(i) Create and make public a procedure by which a parent and relatives of a child who has been removed from their parents or guardians may identify themselves to the county probation department and be provided with the notices required by paragraphs (1) and (2).
(ii) Notify the State Department of Social Services and the Office of the State Foster Care Ombudsperson, on or before January 1, 2023, in an email or other correspondence, whether it has adopted one of the suggested practices for family finding described in All-County Letter 18-42 and, generally, whether the practice has been implemented through training, memoranda, manuals, or comparable documents. If a county probation department has not adopted one of the suggested practices for family finding described in All-County Letter 18-42, the county probation department shall provide a copy to the State Department of Social Services and the Office of the State Foster Care Ombudsperson of its existing family finding policies and practices, as reflected in memoranda, handbooks, manuals, training manuals, or any other document, that are in existence prior to January 1, 2022.
(B) The due diligence required under subparagraph (A) shall include family finding. For purposes of this section, “family finding” means identifying conducting an investigation, including, but not limited to, through a computer-based search engine, to identify relatives and kin through a computer-based search engine, which connects and to connect a child or youth, who may be disconnected from their parents, with those relatives and kin in an effort to provide family support and possible placement.

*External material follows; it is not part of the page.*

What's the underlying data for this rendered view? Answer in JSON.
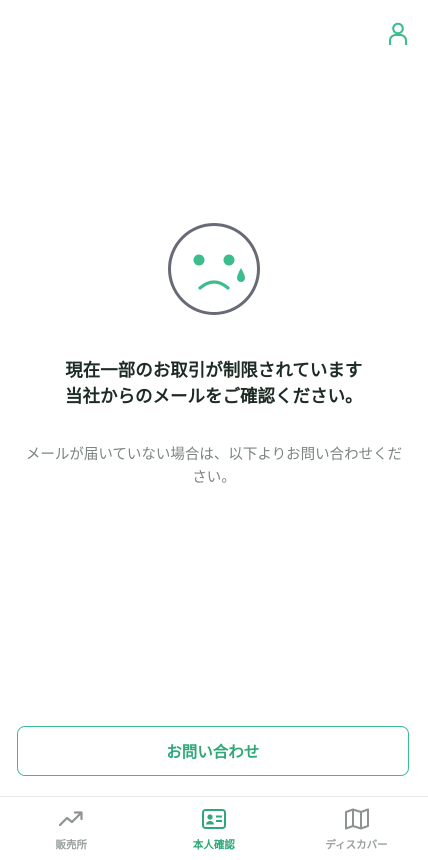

(4) To the extent allowed by federal law as a condition of receiving funding under Title IV-E of the federal Social Security Act (42 U.S.C. Sec. 670 et seq.), if the probation officer did not conduct the identification and notification of relatives, as required in paragraph (2), but the court orders foster care placement, the probation officer shall conduct the investigation to find and notify relatives within 30 days of the placement order. Nothing in this section shall be construed to delay foster care placement for an individual child.

SEC. 3.

 To the extent that this act has an overall effect of increasing the costs already borne by a local agency for programs or levels of service mandated by the 2011 Realignment Legislation within the meaning of Section 36 of Article XIII of the California Constitution, it shall apply to local agencies only to the extent that the state provides annual funding for the cost increase. Any new program or higher level of service provided by a local agency pursuant to this act above the level for which funding has been provided shall not require a subvention of funds by the state or otherwise be subject to Section 6 of Article XIII B of the California Constitution.